Hundreds of people celebrated in the streets of the capital, Freetown, when Anders Nordstrom, Sierra Leone representative for the World Health Organization, declared the end of the Ebola outbreak.
"WHO commends the government and people of Sierra Leone for the significant achievement of ending this Ebola outbreak," he said.
A country must go 42 days - equal to two 21-day incubation periods - without an Ebola case in order for WHO to declare it free of Ebola transmission. It's a benchmark that neighboring Liberia reached in May only to then experience a brief reappearance of cases before it was declared Ebola-free again in September.
Sierra Leone now enters a 90-day intensive surveillance period.
"We have prevailed over an evil virus. We persevered and we have overcome. We must not let down our guard," said Sierra Leone President Ernest Bai Koroma.
Dead bodies will continue to be swabbed and safe burials will continue for all suspicious cases, he said, adding that they will retain adequate laboratory capacity for tests. He said he is asking parliament to lift a state of emergency.
Congratulatory messages poured in, including from the United States, which also warned that vigilance must continue.
Juliet Spencer, a 31-year-old Ebola survivor, acknowledged the news with a heavy heart. She contracted the disease while taking care of her husband who died in December.
"I feel good today that I have survived to see this day, witnessing this ceremony," she said. "My only regret is that I do not have a good health to carry on my business. I am unable to walk, I have joint pains and ear and eye problems." She said she wants more help from the government so she can return to work.

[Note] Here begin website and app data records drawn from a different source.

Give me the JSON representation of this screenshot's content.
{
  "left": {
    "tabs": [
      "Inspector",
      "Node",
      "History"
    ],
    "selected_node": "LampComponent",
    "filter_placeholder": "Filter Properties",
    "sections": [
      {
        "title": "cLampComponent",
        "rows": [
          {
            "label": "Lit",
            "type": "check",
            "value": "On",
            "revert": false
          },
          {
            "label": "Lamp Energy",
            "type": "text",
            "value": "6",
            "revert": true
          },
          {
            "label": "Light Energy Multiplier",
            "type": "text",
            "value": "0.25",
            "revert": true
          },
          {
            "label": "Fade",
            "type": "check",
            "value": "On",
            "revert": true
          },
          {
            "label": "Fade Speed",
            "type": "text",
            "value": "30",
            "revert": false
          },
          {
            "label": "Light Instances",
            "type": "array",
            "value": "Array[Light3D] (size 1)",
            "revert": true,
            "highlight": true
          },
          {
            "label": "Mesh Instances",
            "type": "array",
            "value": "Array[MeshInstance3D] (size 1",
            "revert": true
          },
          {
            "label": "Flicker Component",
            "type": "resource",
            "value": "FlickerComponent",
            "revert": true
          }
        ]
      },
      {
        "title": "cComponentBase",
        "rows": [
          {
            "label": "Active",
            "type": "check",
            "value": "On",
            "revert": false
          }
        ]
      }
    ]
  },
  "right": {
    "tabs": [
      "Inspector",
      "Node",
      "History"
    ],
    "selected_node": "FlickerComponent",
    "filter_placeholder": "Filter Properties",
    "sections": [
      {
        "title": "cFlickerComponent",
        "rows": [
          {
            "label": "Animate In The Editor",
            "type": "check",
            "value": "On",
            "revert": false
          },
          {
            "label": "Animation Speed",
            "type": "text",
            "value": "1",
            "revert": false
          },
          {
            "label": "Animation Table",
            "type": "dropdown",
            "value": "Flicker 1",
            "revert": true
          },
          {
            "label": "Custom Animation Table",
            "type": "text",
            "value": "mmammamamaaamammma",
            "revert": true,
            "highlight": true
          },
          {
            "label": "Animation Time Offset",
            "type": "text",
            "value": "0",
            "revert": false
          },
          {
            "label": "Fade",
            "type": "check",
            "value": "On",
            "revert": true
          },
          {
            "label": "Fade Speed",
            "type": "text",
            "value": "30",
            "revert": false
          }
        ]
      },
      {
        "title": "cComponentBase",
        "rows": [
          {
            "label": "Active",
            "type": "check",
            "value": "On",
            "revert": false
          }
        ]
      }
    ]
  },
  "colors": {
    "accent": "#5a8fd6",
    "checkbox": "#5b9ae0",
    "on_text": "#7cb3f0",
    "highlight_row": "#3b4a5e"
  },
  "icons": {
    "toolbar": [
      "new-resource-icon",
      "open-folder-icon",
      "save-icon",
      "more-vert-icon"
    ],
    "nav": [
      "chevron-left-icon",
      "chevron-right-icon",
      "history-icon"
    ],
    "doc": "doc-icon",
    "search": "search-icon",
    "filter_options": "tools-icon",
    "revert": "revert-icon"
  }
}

Sheikh Fomba Swarray, chief Imam at the Madingo Central Mosque in Freetown, said he was cautiously optimistic.
"As long as a similar declaration has not been made in Guinea, I will always feel we are being hunted by the Ebola disease," he said. "The threat from Guinea is the saddest part of this ceremony."
Guinea, where the epidemic began, now remains the only country struggling to rid itself of the disease. WHO has recorded seven new cases in neighboring Guinea in the past 21 days.

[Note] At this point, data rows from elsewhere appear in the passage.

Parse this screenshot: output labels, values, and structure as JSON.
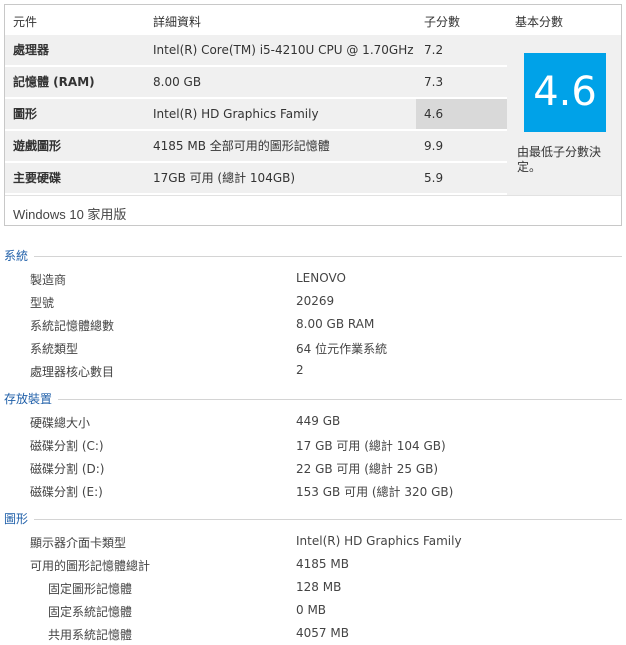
{
  "score_table": {
    "headers": {
      "component": "元件",
      "details": "詳細資料",
      "subscore": "子分數",
      "base_score": "基本分數"
    },
    "rows": [
      {
        "component": "處理器",
        "details": "Intel(R) Core(TM) i5-4210U CPU @ 1.70GHz",
        "subscore": "7.2"
      },
      {
        "component": "記憶體 (RAM)",
        "details": "8.00 GB",
        "subscore": "7.3"
      },
      {
        "component": "圖形",
        "details": "Intel(R) HD Graphics Family",
        "subscore": "4.6"
      },
      {
        "component": "遊戲圖形",
        "details": "4185 MB 全部可用的圖形記憶體",
        "subscore": "9.9"
      },
      {
        "component": "主要硬碟",
        "details": "17GB 可用 (總計 104GB)",
        "subscore": "5.9"
      }
    ],
    "base_score_value": "4.6",
    "base_score_note": "由最低子分數決定。",
    "os_edition": "Windows 10 家用版",
    "colors": {
      "accent": "#00a2e8",
      "lowest_row_highlight": "#d9d9d9"
    }
  },
  "system": {
    "title": "系統",
    "items": [
      {
        "label": "製造商",
        "value": "LENOVO"
      },
      {
        "label": "型號",
        "value": "20269"
      },
      {
        "label": "系統記憶體總數",
        "value": "8.00 GB RAM"
      },
      {
        "label": "系統類型",
        "value": "64 位元作業系統"
      },
      {
        "label": "處理器核心數目",
        "value": "2"
      }
    ]
  },
  "storage": {
    "title": "存放裝置",
    "items": [
      {
        "label": "硬碟總大小",
        "value": "449 GB"
      },
      {
        "label": "磁碟分割 (C:)",
        "value": "17 GB 可用 (總計 104 GB)"
      },
      {
        "label": "磁碟分割 (D:)",
        "value": "22 GB 可用 (總計 25 GB)"
      },
      {
        "label": "磁碟分割 (E:)",
        "value": "153 GB 可用 (總計 320 GB)"
      }
    ]
  },
  "graphics": {
    "title": "圖形",
    "items": [
      {
        "label": "顯示器介面卡類型",
        "value": "Intel(R) HD Graphics Family"
      },
      {
        "label": "可用的圖形記憶體總計",
        "value": "4185 MB"
      },
      {
        "label": "固定圖形記憶體",
        "value": "128 MB"
      },
      {
        "label": "固定系統記憶體",
        "value": "0 MB"
      },
      {
        "label": "共用系統記憶體",
        "value": "4057 MB"
      }
    ]
  }
}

Fode Tass Sylla, spokesman for Guinea's Ebola task force, said Guineans have abandoned preventative measures in the past three months.
"They shake hands, they don't wash their hands. And in some cases people have deserted sanitary health services to see traditional healers," he said. A woman left Conakry for Forecariah to see a traditional healer in September, infecting others, Sylla said. She and the healer died, and Sylla said six cases now remain there.

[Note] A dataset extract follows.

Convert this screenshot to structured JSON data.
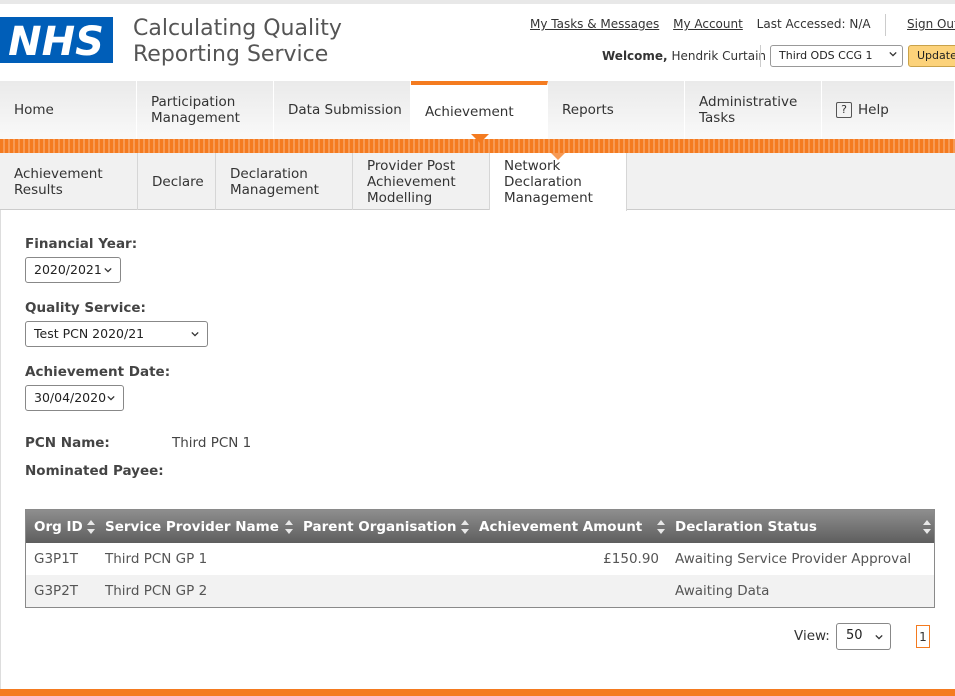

An awareness campaign will resume and villages where the virus persists must be isolated, he said.
"Ebola loves disorder, unsanitary conditions and indiscipline. In Guinea, these three factors are dominant in our everyday behavior. That's why Ebola has a bright future here," said 44-year-old health worker Mamady Kouroumah.
WHO, which will maintain staff in Sierra Leone, has been criticized for its response to the outbreak, as weak leadership, shoddy supplies and infighting worsened the battle against the disease.